The need for speed Featured

9:49am EDT October 31, 2002
If you surf the Web with a modem, you're probably familiar with the bursts, pauses, long access time and slow motion on the Internet during peak times. Some people call the World Wide Web the World Wide Wait, but new technology -- Asymmetric Digital Subscriber Line (ADSL) -- may bring you relief on the information highway.

The name doesn't really refer to a line but to the modems that convert a line into a high-speed digital pipe. The modem converts the copper twisted-pair telephone line into access paths for high-speed communication.

ADSL downstream speed ranges from 1.5 Mbps to 8 Mbps. These downstream speeds transform the copper twisted-pair into a super-fast transmission method. Downstream data rates depend on several factors, including the length of the copper line and modem capabilities.

Among the technologies attempting to break the Internet gridlock, ADSL seems to succeed because it takes advantage of the fact that most of its target applications (video on demand, home shopping, Internet access, remote LAN access and multimedia) function perfectly well with a relatively low upstream data rate. ADSL also has the following benefits.

* You can have it on 24 hours, seven days a week, without any time-based charges.

* There's no need to dial up, and there are no drop-out hassles.

* It's fast, 20 to 50 times faster than a conventional 56 kbs modem.

* You can make and receive telephone calls while online.

* It's a cost-effective solution for residential customers, telecommuters and medium to small businesses.

There is a difference between the speed at which you connect to the Internet and the speed at which Web pages and files are transferred to your computer. No matter how fast your connection, speed on the Internet itself can affect download performance.

The amount of traffic on the Internet is a major factor. Generally, download speeds slow during times of peak demand, such as lunchtime and in the evening.

If you're looking for more speed out of the Internet, ADSL is the solution. You can download a 25 MB file (Netscape 4.0 or Internet Explorer 4.0) in less than three minutes and browse through 25 Web pages with text and graphics in about 13 seconds.

ADSL was born of the need for speed, coupled with the desire for low cost. There is no doubt ADSL will revolutionize the way we see the Web. If we are to realize the potential of cyberspace, we will need to access it with as much convenience as turning on the television.
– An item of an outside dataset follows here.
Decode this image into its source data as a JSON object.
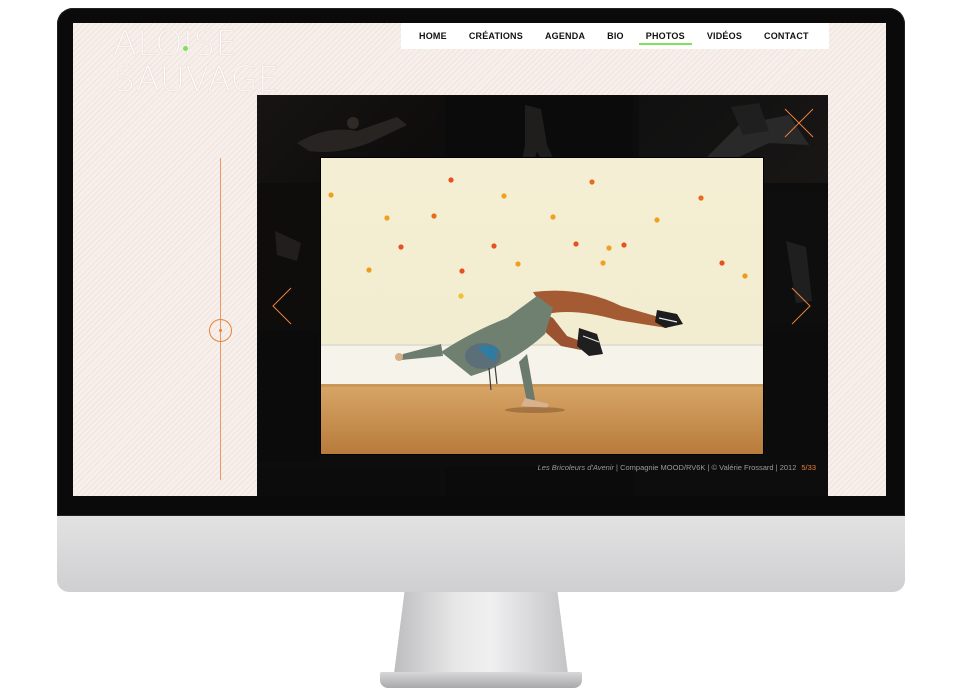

With the Internet influencing our lives more and more each day, it will be high-speed ADSL connections that power the revolution, as people begin to view ADSL like they view cable TV. Mark J. Pyle ( is vice president of US Network, an authorized five-star distributor for SBC Ameritech. Reach US Network at (216) 696-7575.